When the Confederates finally overwhelmed the Union lines on July 1 and drove the 1st and 11th Corps back through the streets of Gettysburg, Yankees, Rebels and civilians were all thrown together, as wounded and exhausted Union soldiers sought shelter in people’s homes and public buildings. Confederate soldiers pursued them taking hundreds of prisoners. For the citizens, it was a shocking ordeal, with combat in their streets, but with hundreds of wounded men needing shelter and help, they were forced to pitch in and help where they could. One of them was Mary McAllister, who lived on Chambersburg Street. She made her way over to nearby Chris Evangelical Lutheran Church, and found that
“every pew was full [of wounded]; some sitting, some lying, some leaning on others. They cut off arms and legs and threw them out of the windows.” At the “College Edifice” at Pennsylvania College, now Pennsylvania Hall at Gettysburg College, nearly 900 Confederate wounded arrived from the day’s fighting for shelter and to receive medical attention. “The rooms and passages were densely crowded,” with the wounded wrote one Confederate. Several blocks away, four surgeons from the Iron Brigade had established a hospital at the Gettysburg Railroad Depot and Adams Express Office on Carlisle Street. After Confederate troops overran the town, General Jubal Early sent a message to Surgeon D. Cooper Ayres, of the 7th Wisconsin asking if he might want some whiskey for his patients. “Does a duck like to swim,” Ayres responded. The patients got their whiskey. Sergeant Austin Stearns, of the 13th Massachusetts, was among the wounded in Christ’s Church, sitting in a pew waiting his turn for medical attention, when he was touched on the shoulder by someone behind him. He turned and “saw a reb who was wounded in the arm.” The man was from a North Carolina regiment, probably the 55th North Carolina, and Stearns found him “a very intelligent man and we entered into conversation immediately, he doing most of the talking.”
At 4 p.m. on July 1, Rangers Chris Gwinn, John Hoptak and Caitlin Kostic, will present Yankees, Rebels and Civilians – The First Day of Battle Ends. This unique program will explore the stories of McCallister, Stearns, Ayres, and many others at three iconic sites within Gettysburg; Christ Evangelical Lutheran Church, Pennsylvania Hall at Gettysburg College, and the Gettysburg Train Station. All of these sites have graciously allowed us access for this special event. The program will run from 4-6:30 p.m. At each location on the hour (4 p.m., 5 p.m., and 6 p.m.), Chris, John and Caitlin will offer a 30 minute program bringing to life the dramatic stories that happened there on July 1 and the days that followed. The sites are all within walking distance of each other. Parking is available at Musselman Stadium at Gettysburg College. You may start at any station and rotate through the others in whatever order you wish.

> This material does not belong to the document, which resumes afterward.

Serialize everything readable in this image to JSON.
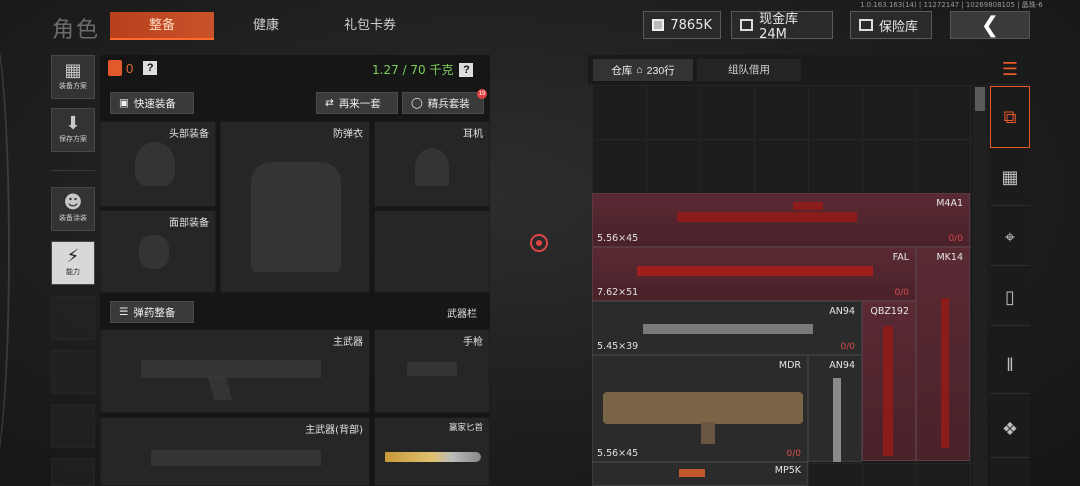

Each day of the anniversary, from July 1-4, we will offer two different Battlefield Experience programs. In my next posts we will explore those for July 2, 3, and 4.
D. Scott Hartwig